Below is a block of records; return all of them exactly, but without the images.

----

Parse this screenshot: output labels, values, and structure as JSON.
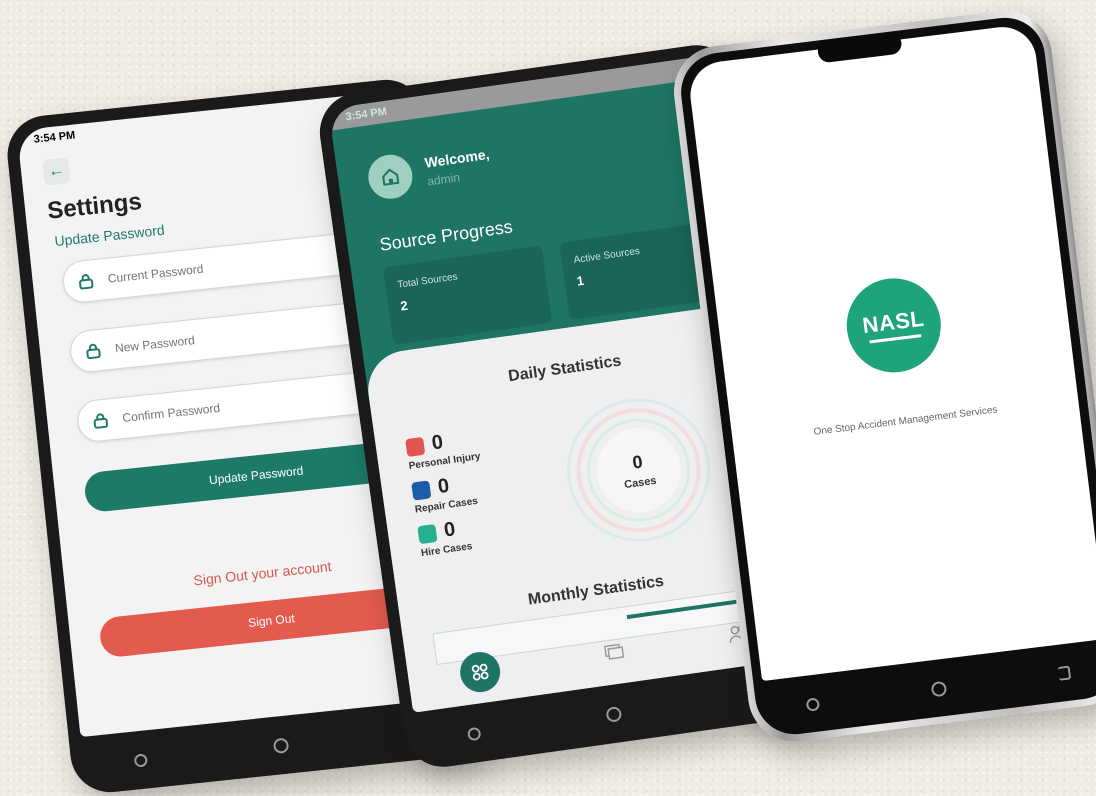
{
  "settings_screen": {
    "status_time": "3:54 PM",
    "title": "Settings",
    "section_label": "Update Password",
    "fields": [
      {
        "placeholder": "Current Password"
      },
      {
        "placeholder": "New Password"
      },
      {
        "placeholder": "Confirm Password"
      }
    ],
    "update_button": "Update Password",
    "signout_prompt": "Sign Out your account",
    "signout_button": "Sign Out",
    "colors": {
      "primary": "#1d7a68",
      "danger": "#e35a4f"
    }
  },
  "dashboard_screen": {
    "status_time": "3:54 PM",
    "welcome": "Welcome,",
    "username": "admin",
    "source_progress_title": "Source Progress",
    "cards": [
      {
        "label": "Total Sources",
        "value": "2"
      },
      {
        "label": "Active Sources",
        "value": "1"
      }
    ],
    "daily_title": "Daily Statistics",
    "legend": [
      {
        "value": "0",
        "label": "Personal Injury",
        "color": "#e05550"
      },
      {
        "value": "0",
        "label": "Repair Cases",
        "color": "#1d5ca8"
      },
      {
        "value": "0",
        "label": "Hire Cases",
        "color": "#25b08f"
      }
    ],
    "donut_value": "0",
    "donut_label": "Cases",
    "monthly_title": "Monthly Statistics",
    "colors": {
      "primary": "#1e7565"
    }
  },
  "splash_screen": {
    "logo_text": "NASL",
    "tagline": "One Stop Accident Management Services",
    "colors": {
      "logo": "#1ea37a"
    }
  }
}
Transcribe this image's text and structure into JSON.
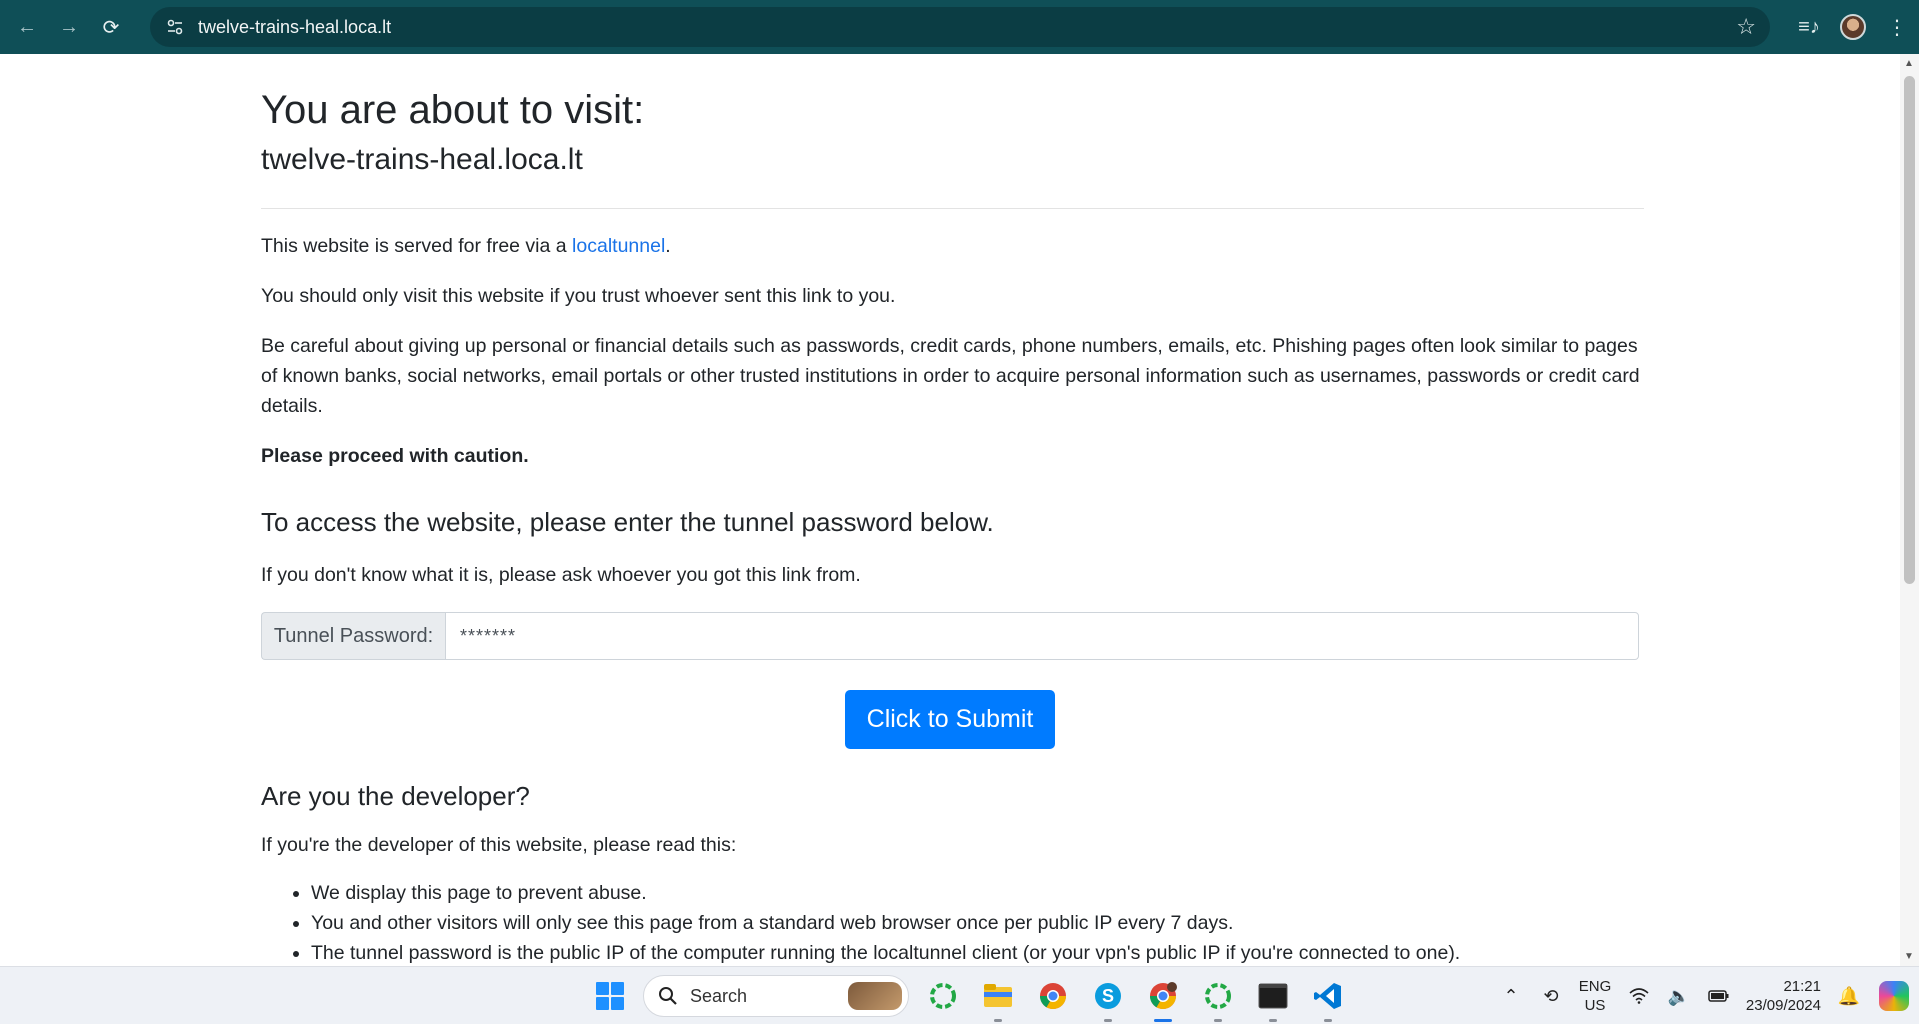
{
  "browser": {
    "url": "twelve-trains-heal.loca.lt",
    "icons": [
      "back-icon",
      "forward-icon",
      "reload-icon",
      "site-info-icon",
      "bookmark-star-icon",
      "media-control-icon",
      "profile-avatar",
      "more-menu-icon"
    ]
  },
  "page": {
    "title": "You are about to visit:",
    "host": "twelve-trains-heal.loca.lt",
    "p1_prefix": "This website is served for free via a ",
    "p1_link": "localtunnel",
    "p1_suffix": ".",
    "p2": "You should only visit this website if you trust whoever sent this link to you.",
    "p3": "Be careful about giving up personal or financial details such as passwords, credit cards, phone numbers, emails, etc. Phishing pages often look similar to pages of known banks, social networks, email portals or other trusted institutions in order to acquire personal information such as usernames, passwords or credit card details.",
    "p4": "Please proceed with caution.",
    "access_heading": "To access the website, please enter the tunnel password below.",
    "access_help": "If you don't know what it is, please ask whoever you got this link from.",
    "password_label": "Tunnel Password:",
    "password_value": "*******",
    "submit_label": "Click to Submit",
    "dev_heading": "Are you the developer?",
    "dev_intro": "If you're the developer of this website, please read this:",
    "dev_items": [
      "We display this page to prevent abuse.",
      "You and other visitors will only see this page from a standard web browser once per public IP every 7 days.",
      "The tunnel password is the public IP of the computer running the localtunnel client (or your vpn's public IP if you're connected to one)."
    ]
  },
  "taskbar": {
    "search_label": "Search",
    "lang_top": "ENG",
    "lang_bottom": "US",
    "time": "21:21",
    "date": "23/09/2024",
    "accent": "#1a73e8"
  }
}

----

- _TASK RESULT_:
Parse this screenshot: output labels, values, and structure as JSON.
{
  "settings_screen": {
    "status_time": "3:54 PM",
    "title": "Settings",
    "section_label": "Update Password",
    "fields": [
      {
        "placeholder": "Current Password"
      },
      {
        "placeholder": "New Password"
      },
      {
        "placeholder": "Confirm Password"
      }
    ],
    "update_button": "Update Password",
    "signout_prompt": "Sign Out your account",
    "signout_button": "Sign Out",
    "colors": {
      "primary": "#1d7a68",
      "danger": "#e35a4f"
    }
  },
  "dashboard_screen": {
    "status_time": "3:54 PM",
    "welcome": "Welcome,",
    "username": "admin",
    "source_progress_title": "Source Progress",
    "cards": [
      {
        "label": "Total Sources",
        "value": "2"
      },
      {
        "label": "Active Sources",
        "value": "1"
      }
    ],
    "daily_title": "Daily Statistics",
    "legend": [
      {
        "value": "0",
        "label": "Personal Injury",
        "color": "#e05550"
      },
      {
        "value": "0",
        "label": "Repair Cases",
        "color": "#1d5ca8"
      },
      {
        "value": "0",
        "label": "Hire Cases",
        "color": "#25b08f"
      }
    ],
    "donut_value": "0",
    "donut_label": "Cases",
    "monthly_title": "Monthly Statistics",
    "colors": {
      "primary": "#1e7565"
    }
  },
  "splash_screen": {
    "logo_text": "NASL",
    "tagline": "One Stop Accident Management Services",
    "colors": {
      "logo": "#1ea37a"
    }
  }
}
Transcribe this image's text and structure into JSON.
{
  "browser": {
    "url": "twelve-trains-heal.loca.lt",
    "icons": [
      "back-icon",
      "forward-icon",
      "reload-icon",
      "site-info-icon",
      "bookmark-star-icon",
      "media-control-icon",
      "profile-avatar",
      "more-menu-icon"
    ]
  },
  "page": {
    "title": "You are about to visit:",
    "host": "twelve-trains-heal.loca.lt",
    "p1_prefix": "This website is served for free via a ",
    "p1_link": "localtunnel",
    "p1_suffix": ".",
    "p2": "You should only visit this website if you trust whoever sent this link to you.",
    "p3": "Be careful about giving up personal or financial details such as passwords, credit cards, phone numbers, emails, etc. Phishing pages often look similar to pages of known banks, social networks, email portals or other trusted institutions in order to acquire personal information such as usernames, passwords or credit card details.",
    "p4": "Please proceed with caution.",
    "access_heading": "To access the website, please enter the tunnel password below.",
    "access_help": "If you don't know what it is, please ask whoever you got this link from.",
    "password_label": "Tunnel Password:",
    "password_value": "*******",
    "submit_label": "Click to Submit",
    "dev_heading": "Are you the developer?",
    "dev_intro": "If you're the developer of this website, please read this:",
    "dev_items": [
      "We display this page to prevent abuse.",
      "You and other visitors will only see this page from a standard web browser once per public IP every 7 days.",
      "The tunnel password is the public IP of the computer running the localtunnel client (or your vpn's public IP if you're connected to one)."
    ]
  },
  "taskbar": {
    "search_label": "Search",
    "lang_top": "ENG",
    "lang_bottom": "US",
    "time": "21:21",
    "date": "23/09/2024",
    "accent": "#1a73e8"
  }
}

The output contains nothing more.